Also I was thrilled to find this pen, as it's the only one I've tried that really works well on black canvas for drawing (I use ultra fine for drawing) There is one I tried first that wants to "puddle" now and then - that is, paint dribbles down the point and makes a blob on the canvas. Aggravating!
Incidentally, these pens are also dry-clean proof, which is a consideration especially for larger pieces. Just being waterproof for wet blocking isn't enough. If the ink isn't permanent against dry cleaning fluid, the lines can lift to the top of the work and totally ruin it - I've seen this happen several times, and it's a tragedy.

Monday, September 7, 2009

New Tutorials!

No picture this morning, as I haven't had enough coffee yet. I have been thinking recently about doing some tutorials in designing your own projects and "how to's" rather than just patterns to copy - it might be of more use.

Several things prompted this move: One is the questions I get via comments, as I have no way to reply to them. These come to my e-mail via "no-reply" mail, so I can't answer them. (My e-mail address is clearly seen on my profile - just go to "About Me" on the side bar and click on "my profile" down at the bottom.) I truly enjoy answering questions and helping any way I can - sharing my 40 years of experience in designing and marketing hand painted needlepoint canvases, along with teaching and writing about it.

Another prompt is an article I have seen in the last few days about drawing pens in a nationally distributed needlepoint publication - (I get an advance copy of this.) The information is misleading, and almost ludicrous, and it frightens me that someone would be put off from an otherwise enjoyable hobby by faulty information leading to a bad experience.

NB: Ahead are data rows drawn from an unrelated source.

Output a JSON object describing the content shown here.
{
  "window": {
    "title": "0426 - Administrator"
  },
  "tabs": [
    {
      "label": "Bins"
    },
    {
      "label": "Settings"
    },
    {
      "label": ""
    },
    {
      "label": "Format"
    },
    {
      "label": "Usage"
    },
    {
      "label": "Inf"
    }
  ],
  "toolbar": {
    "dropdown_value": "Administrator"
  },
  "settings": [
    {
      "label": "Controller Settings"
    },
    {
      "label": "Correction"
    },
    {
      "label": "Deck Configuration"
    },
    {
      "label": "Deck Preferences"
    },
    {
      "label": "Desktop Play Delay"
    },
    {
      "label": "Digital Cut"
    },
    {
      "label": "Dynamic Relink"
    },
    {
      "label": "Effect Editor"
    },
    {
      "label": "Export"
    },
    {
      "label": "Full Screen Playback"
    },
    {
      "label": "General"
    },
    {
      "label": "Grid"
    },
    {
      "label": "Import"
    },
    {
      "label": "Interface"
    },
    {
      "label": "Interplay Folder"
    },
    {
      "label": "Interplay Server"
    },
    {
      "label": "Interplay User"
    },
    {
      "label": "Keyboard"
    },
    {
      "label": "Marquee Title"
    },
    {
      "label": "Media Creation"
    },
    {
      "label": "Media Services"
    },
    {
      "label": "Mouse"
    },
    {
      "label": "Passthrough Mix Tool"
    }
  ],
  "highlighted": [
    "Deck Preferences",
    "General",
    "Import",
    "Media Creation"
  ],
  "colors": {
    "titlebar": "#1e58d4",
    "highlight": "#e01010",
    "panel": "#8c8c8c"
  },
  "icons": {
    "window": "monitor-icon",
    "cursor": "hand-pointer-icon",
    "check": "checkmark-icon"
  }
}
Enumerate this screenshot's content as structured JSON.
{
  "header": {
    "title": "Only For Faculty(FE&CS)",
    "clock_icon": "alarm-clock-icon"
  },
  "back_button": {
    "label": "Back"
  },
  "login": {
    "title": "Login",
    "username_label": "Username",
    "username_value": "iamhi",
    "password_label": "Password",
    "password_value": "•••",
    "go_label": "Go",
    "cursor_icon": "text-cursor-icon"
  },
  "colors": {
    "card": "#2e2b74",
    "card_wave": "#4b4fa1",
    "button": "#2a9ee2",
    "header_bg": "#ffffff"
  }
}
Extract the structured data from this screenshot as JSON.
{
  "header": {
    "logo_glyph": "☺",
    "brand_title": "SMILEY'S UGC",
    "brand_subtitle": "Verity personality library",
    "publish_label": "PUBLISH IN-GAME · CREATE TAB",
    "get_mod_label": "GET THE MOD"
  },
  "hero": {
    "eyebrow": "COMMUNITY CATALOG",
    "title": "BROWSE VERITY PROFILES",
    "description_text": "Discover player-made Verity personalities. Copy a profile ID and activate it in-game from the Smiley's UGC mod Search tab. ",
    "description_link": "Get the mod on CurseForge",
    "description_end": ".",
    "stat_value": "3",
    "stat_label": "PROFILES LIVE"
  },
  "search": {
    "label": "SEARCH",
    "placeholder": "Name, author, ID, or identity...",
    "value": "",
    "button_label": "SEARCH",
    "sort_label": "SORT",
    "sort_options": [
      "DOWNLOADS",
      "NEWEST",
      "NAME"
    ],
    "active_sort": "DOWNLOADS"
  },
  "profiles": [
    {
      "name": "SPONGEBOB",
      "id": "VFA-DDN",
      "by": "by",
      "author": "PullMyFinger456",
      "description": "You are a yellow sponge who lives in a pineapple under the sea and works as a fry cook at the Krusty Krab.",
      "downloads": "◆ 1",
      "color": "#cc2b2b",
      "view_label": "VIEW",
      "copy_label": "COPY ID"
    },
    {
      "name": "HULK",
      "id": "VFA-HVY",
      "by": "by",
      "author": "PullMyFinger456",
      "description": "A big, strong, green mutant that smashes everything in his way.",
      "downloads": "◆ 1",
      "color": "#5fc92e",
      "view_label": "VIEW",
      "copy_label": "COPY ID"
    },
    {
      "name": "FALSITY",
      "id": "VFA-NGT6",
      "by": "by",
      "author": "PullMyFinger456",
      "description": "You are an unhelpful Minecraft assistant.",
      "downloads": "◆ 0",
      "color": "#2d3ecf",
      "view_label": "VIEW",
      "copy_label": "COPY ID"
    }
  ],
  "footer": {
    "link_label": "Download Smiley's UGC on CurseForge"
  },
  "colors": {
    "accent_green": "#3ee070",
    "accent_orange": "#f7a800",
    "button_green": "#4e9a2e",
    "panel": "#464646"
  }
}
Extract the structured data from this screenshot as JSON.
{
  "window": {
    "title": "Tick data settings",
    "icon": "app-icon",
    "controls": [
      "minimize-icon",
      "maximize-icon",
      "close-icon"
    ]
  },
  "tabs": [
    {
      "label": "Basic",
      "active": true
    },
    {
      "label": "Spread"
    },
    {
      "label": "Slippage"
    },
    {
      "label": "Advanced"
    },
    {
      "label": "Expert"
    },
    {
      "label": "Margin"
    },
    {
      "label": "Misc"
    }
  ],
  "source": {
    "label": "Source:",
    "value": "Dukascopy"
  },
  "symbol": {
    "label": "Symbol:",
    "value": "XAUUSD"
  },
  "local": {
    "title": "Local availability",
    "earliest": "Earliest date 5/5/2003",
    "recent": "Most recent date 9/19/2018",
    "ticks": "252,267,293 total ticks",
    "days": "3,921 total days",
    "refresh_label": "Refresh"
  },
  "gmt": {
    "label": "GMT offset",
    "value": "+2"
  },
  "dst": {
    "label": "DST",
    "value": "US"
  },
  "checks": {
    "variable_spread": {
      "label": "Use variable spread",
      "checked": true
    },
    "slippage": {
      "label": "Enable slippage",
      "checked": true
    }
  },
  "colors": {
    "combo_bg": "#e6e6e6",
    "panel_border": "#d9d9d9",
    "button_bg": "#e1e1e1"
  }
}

This also holds true in several different books, articles and blogs on drawing and painting needlepoint canvases. Often the people who write these apparently have little or no knowledge in this arena. Nothing works so well as years of trial and error, experience, and plain old common sense!! As Michaelangelo said in his old age: "I am still learning." It needn't be as complicated or mysterious as people are telling., and is actually a simple and inexpensive way to create your own needlepoint projects. (and thereby saving money to buy wonderful threads and beads, etc.)

Anyway, I received a question about belts - but I have no idea what kind of belt, for whom, what style, male or female, child or adult - what? Sooooo I decided the best thing to do is to start with a mini-tutorial on painting your own canvas as a "point of departure." Later, though, as it will take a little while to get it together.

As for the belts - these are lots of fun, and I have taught a number of people to do their own, as it's more creative and fun to do one's own, and also saves the price of a commercial designer. I have one friend who has done plaids, camouflage, Pucci patterns, Nautical flags, monograms and names, - all kinds of things. She even did collars for all the family dogs.

For a beginning tip, there is a tutorial on an edge stitch (long-armed cross stitch) for belts and other small things under "stitching" on the side bar - down at the bottom of the page. Also, the canvas preparation for the napkin rings is basically the same - the belt just needs to be long, in the required measurement. One must consult a finisher for this, as I don't know how much has to be allowed for that. The 1 1/2" wide is pretty standard for belts, as they must fit inside belt loops on the garment.